───── Input for this task

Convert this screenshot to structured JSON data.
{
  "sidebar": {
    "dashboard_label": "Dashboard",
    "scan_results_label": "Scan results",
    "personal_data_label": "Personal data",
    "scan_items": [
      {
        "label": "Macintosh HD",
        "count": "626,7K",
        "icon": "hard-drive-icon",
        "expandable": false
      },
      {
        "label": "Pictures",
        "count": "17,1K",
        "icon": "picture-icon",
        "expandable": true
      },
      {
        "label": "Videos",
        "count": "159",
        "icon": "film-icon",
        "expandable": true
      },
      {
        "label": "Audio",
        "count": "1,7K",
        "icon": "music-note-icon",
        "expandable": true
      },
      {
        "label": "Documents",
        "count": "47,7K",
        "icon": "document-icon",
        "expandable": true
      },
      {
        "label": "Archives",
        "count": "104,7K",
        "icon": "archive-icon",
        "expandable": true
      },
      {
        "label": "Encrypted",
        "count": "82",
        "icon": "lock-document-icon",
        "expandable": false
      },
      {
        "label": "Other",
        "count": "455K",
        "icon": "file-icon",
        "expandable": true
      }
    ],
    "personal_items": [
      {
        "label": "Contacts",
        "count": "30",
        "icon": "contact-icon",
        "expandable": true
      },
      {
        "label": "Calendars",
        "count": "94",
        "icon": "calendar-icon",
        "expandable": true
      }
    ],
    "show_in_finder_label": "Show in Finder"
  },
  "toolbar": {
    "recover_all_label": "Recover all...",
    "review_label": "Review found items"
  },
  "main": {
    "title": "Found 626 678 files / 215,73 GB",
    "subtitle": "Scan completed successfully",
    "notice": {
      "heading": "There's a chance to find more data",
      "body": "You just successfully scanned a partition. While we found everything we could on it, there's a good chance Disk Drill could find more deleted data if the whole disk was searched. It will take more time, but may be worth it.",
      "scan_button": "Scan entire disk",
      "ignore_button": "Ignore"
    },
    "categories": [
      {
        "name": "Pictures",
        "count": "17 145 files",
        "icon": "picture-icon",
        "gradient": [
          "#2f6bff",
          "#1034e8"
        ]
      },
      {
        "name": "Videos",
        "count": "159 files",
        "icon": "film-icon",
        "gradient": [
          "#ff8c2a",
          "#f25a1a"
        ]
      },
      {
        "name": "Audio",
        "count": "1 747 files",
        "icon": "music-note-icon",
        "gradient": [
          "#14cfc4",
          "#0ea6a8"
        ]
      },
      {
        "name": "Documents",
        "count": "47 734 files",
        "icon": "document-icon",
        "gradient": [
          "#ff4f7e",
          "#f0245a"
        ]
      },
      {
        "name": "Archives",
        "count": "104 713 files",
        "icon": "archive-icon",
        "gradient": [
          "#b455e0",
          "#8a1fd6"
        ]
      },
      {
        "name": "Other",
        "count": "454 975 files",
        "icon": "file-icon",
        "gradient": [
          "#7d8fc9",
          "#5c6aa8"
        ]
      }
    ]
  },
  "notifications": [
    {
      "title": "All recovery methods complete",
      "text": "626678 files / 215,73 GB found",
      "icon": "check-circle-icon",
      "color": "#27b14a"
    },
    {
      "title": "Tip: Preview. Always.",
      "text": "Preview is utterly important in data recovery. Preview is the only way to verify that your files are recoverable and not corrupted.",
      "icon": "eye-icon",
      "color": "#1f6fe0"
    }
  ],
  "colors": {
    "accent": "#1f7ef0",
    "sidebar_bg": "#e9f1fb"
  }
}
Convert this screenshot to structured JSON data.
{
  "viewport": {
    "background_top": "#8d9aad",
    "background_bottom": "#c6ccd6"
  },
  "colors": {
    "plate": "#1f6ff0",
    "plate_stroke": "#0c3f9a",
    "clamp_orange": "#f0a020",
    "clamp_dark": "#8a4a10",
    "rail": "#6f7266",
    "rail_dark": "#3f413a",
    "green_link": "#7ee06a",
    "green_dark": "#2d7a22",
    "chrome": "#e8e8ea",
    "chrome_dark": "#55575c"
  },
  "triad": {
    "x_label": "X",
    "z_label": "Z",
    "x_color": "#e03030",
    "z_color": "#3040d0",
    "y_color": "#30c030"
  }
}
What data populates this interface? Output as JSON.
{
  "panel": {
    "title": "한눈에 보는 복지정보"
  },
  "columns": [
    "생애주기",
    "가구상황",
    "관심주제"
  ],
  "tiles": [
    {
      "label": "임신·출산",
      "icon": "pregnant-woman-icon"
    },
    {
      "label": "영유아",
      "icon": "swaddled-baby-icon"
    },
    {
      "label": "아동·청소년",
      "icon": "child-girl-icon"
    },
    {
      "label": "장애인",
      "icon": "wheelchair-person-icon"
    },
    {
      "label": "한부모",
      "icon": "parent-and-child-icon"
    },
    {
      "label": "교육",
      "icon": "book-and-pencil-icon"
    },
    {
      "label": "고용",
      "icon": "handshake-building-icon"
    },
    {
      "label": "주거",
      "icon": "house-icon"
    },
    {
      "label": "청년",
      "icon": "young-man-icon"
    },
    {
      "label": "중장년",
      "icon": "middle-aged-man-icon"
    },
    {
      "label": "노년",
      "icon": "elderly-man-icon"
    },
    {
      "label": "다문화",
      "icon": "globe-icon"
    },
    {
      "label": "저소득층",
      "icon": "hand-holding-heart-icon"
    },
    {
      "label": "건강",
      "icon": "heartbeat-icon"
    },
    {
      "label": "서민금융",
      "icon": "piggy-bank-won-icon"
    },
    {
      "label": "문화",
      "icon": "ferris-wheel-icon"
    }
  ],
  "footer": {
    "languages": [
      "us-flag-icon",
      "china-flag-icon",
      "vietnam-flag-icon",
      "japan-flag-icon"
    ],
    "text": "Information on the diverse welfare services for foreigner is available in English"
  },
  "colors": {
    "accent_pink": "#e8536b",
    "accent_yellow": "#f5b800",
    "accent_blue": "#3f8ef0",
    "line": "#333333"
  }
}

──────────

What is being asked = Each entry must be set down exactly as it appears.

Answer =
Convert this screenshot to structured JSON data.
{
  "sidebar": {
    "dashboard_label": "Dashboard",
    "scan_results_label": "Scan results",
    "personal_data_label": "Personal data",
    "scan_items": [
      {
        "label": "Macintosh HD",
        "count": "626,7K",
        "icon": "hard-drive-icon",
        "expandable": false
      },
      {
        "label": "Pictures",
        "count": "17,1K",
        "icon": "picture-icon",
        "expandable": true
      },
      {
        "label": "Videos",
        "count": "159",
        "icon": "film-icon",
        "expandable": true
      },
      {
        "label": "Audio",
        "count": "1,7K",
        "icon": "music-note-icon",
        "expandable": true
      },
      {
        "label": "Documents",
        "count": "47,7K",
        "icon": "document-icon",
        "expandable": true
      },
      {
        "label": "Archives",
        "count": "104,7K",
        "icon": "archive-icon",
        "expandable": true
      },
      {
        "label": "Encrypted",
        "count": "82",
        "icon": "lock-document-icon",
        "expandable": false
      },
      {
        "label": "Other",
        "count": "455K",
        "icon": "file-icon",
        "expandable": true
      }
    ],
    "personal_items": [
      {
        "label": "Contacts",
        "count": "30",
        "icon": "contact-icon",
        "expandable": true
      },
      {
        "label": "Calendars",
        "count": "94",
        "icon": "calendar-icon",
        "expandable": true
      }
    ],
    "show_in_finder_label": "Show in Finder"
  },
  "toolbar": {
    "recover_all_label": "Recover all...",
    "review_label": "Review found items"
  },
  "main": {
    "title": "Found 626 678 files / 215,73 GB",
    "subtitle": "Scan completed successfully",
    "notice": {
      "heading": "There's a chance to find more data",
      "body": "You just successfully scanned a partition. While we found everything we could on it, there's a good chance Disk Drill could find more deleted data if the whole disk was searched. It will take more time, but may be worth it.",
      "scan_button": "Scan entire disk",
      "ignore_button": "Ignore"
    },
    "categories": [
      {
        "name": "Pictures",
        "count": "17 145 files",
        "icon": "picture-icon",
        "gradient": [
          "#2f6bff",
          "#1034e8"
        ]
      },
      {
        "name": "Videos",
        "count": "159 files",
        "icon": "film-icon",
        "gradient": [
          "#ff8c2a",
          "#f25a1a"
        ]
      },
      {
        "name": "Audio",
        "count": "1 747 files",
        "icon": "music-note-icon",
        "gradient": [
          "#14cfc4",
          "#0ea6a8"
        ]
      },
      {
        "name": "Documents",
        "count": "47 734 files",
        "icon": "document-icon",
        "gradient": [
          "#ff4f7e",
          "#f0245a"
        ]
      },
      {
        "name": "Archives",
        "count": "104 713 files",
        "icon": "archive-icon",
        "gradient": [
          "#b455e0",
          "#8a1fd6"
        ]
      },
      {
        "name": "Other",
        "count": "454 975 files",
        "icon": "file-icon",
        "gradient": [
          "#7d8fc9",
          "#5c6aa8"
        ]
      }
    ]
  },
  "notifications": [
    {
      "title": "All recovery methods complete",
      "text": "626678 files / 215,73 GB found",
      "icon": "check-circle-icon",
      "color": "#27b14a"
    },
    {
      "title": "Tip: Preview. Always.",
      "text": "Preview is utterly important in data recovery. Preview is the only way to verify that your files are recoverable and not corrupted.",
      "icon": "eye-icon",
      "color": "#1f6fe0"
    }
  ],
  "colors": {
    "accent": "#1f7ef0",
    "sidebar_bg": "#e9f1fb"
  }
}
Convert this screenshot to structured JSON data.
{
  "viewport": {
    "background_top": "#8d9aad",
    "background_bottom": "#c6ccd6"
  },
  "colors": {
    "plate": "#1f6ff0",
    "plate_stroke": "#0c3f9a",
    "clamp_orange": "#f0a020",
    "clamp_dark": "#8a4a10",
    "rail": "#6f7266",
    "rail_dark": "#3f413a",
    "green_link": "#7ee06a",
    "green_dark": "#2d7a22",
    "chrome": "#e8e8ea",
    "chrome_dark": "#55575c"
  },
  "triad": {
    "x_label": "X",
    "z_label": "Z",
    "x_color": "#e03030",
    "z_color": "#3040d0",
    "y_color": "#30c030"
  }
}
What data populates this interface? Output as JSON.
{
  "panel": {
    "title": "한눈에 보는 복지정보"
  },
  "columns": [
    "생애주기",
    "가구상황",
    "관심주제"
  ],
  "tiles": [
    {
      "label": "임신·출산",
      "icon": "pregnant-woman-icon"
    },
    {
      "label": "영유아",
      "icon": "swaddled-baby-icon"
    },
    {
      "label": "아동·청소년",
      "icon": "child-girl-icon"
    },
    {
      "label": "장애인",
      "icon": "wheelchair-person-icon"
    },
    {
      "label": "한부모",
      "icon": "parent-and-child-icon"
    },
    {
      "label": "교육",
      "icon": "book-and-pencil-icon"
    },
    {
      "label": "고용",
      "icon": "handshake-building-icon"
    },
    {
      "label": "주거",
      "icon": "house-icon"
    },
    {
      "label": "청년",
      "icon": "young-man-icon"
    },
    {
      "label": "중장년",
      "icon": "middle-aged-man-icon"
    },
    {
      "label": "노년",
      "icon": "elderly-man-icon"
    },
    {
      "label": "다문화",
      "icon": "globe-icon"
    },
    {
      "label": "저소득층",
      "icon": "hand-holding-heart-icon"
    },
    {
      "label": "건강",
      "icon": "heartbeat-icon"
    },
    {
      "label": "서민금융",
      "icon": "piggy-bank-won-icon"
    },
    {
      "label": "문화",
      "icon": "ferris-wheel-icon"
    }
  ],
  "footer": {
    "languages": [
      "us-flag-icon",
      "china-flag-icon",
      "vietnam-flag-icon",
      "japan-flag-icon"
    ],
    "text": "Information on the diverse welfare services for foreigner is available in English"
  },
  "colors": {
    "accent_pink": "#e8536b",
    "accent_yellow": "#f5b800",
    "accent_blue": "#3f8ef0",
    "line": "#333333"
  }
}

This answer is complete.